● Exercise
Using the data below, copy every line that contains the word "capacity".

● Entries shown

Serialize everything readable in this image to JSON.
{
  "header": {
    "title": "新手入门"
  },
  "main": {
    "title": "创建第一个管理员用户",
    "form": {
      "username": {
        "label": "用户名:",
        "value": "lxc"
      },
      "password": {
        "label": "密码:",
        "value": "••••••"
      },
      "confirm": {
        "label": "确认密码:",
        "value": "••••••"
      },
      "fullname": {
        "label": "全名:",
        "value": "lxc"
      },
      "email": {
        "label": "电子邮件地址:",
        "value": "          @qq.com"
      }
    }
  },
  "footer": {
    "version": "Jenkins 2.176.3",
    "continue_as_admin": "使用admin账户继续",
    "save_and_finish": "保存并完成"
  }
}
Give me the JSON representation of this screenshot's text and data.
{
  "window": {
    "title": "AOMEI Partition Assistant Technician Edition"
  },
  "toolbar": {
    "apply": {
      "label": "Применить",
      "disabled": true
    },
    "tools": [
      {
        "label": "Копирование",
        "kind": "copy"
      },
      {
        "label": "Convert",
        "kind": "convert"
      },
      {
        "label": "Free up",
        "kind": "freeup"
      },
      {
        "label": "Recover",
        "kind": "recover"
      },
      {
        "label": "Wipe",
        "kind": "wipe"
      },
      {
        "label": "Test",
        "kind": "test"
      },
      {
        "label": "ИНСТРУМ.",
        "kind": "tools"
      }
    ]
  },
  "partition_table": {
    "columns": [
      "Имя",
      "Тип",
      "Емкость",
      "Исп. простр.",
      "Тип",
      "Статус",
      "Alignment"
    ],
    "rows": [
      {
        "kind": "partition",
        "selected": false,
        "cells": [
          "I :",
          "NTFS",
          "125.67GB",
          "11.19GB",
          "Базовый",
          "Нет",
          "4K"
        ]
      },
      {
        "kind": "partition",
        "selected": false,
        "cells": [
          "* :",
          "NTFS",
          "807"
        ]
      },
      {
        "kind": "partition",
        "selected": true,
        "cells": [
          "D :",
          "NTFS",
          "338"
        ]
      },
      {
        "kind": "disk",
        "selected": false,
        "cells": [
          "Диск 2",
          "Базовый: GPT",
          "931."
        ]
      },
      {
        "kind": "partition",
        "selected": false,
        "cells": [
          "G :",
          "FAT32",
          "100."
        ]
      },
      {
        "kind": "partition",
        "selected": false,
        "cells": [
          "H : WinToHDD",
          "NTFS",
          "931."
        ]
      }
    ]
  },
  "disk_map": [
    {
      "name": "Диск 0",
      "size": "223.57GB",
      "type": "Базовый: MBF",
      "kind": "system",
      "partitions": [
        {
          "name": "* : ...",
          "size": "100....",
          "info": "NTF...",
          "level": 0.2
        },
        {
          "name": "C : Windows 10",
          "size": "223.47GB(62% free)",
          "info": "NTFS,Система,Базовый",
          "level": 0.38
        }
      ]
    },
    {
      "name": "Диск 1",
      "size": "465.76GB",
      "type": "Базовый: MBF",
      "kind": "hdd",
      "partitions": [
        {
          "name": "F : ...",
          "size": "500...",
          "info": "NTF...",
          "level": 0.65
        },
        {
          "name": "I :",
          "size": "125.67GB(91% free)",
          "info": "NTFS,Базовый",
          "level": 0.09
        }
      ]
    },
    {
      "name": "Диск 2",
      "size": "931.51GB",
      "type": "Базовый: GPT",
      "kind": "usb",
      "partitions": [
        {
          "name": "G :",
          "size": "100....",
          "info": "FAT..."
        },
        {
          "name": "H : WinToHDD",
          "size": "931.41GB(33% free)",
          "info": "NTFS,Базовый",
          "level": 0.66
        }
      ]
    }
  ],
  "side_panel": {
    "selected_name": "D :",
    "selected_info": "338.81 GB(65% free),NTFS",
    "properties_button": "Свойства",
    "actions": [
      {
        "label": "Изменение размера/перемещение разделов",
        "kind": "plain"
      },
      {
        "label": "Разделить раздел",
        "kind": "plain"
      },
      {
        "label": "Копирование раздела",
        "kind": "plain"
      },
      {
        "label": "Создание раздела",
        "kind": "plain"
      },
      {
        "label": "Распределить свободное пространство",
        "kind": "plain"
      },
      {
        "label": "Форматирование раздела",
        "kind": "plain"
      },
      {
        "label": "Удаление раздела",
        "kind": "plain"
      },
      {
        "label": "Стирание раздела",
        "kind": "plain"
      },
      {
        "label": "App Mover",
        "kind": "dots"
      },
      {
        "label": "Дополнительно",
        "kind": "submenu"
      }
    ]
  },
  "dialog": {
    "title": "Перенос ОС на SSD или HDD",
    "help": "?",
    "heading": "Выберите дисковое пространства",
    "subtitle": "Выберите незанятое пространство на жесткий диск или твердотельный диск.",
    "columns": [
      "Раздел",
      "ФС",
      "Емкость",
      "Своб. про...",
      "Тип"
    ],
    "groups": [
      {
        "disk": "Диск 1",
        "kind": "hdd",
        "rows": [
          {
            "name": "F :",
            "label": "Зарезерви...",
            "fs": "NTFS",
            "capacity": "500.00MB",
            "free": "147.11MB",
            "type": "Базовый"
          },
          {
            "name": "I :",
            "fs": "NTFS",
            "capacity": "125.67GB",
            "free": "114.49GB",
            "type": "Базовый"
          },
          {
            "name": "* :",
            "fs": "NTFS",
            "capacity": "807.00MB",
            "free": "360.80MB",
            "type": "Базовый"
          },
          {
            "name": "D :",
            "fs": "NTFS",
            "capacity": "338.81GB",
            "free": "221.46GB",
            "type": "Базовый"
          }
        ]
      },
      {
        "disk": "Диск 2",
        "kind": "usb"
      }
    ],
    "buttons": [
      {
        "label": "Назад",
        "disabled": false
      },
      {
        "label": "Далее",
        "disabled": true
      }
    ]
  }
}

● Exercise answer
            "capacity": "500.00MB",
            "capacity": "125.67GB",
            "capacity": "807.00MB",
            "capacity": "338.81GB",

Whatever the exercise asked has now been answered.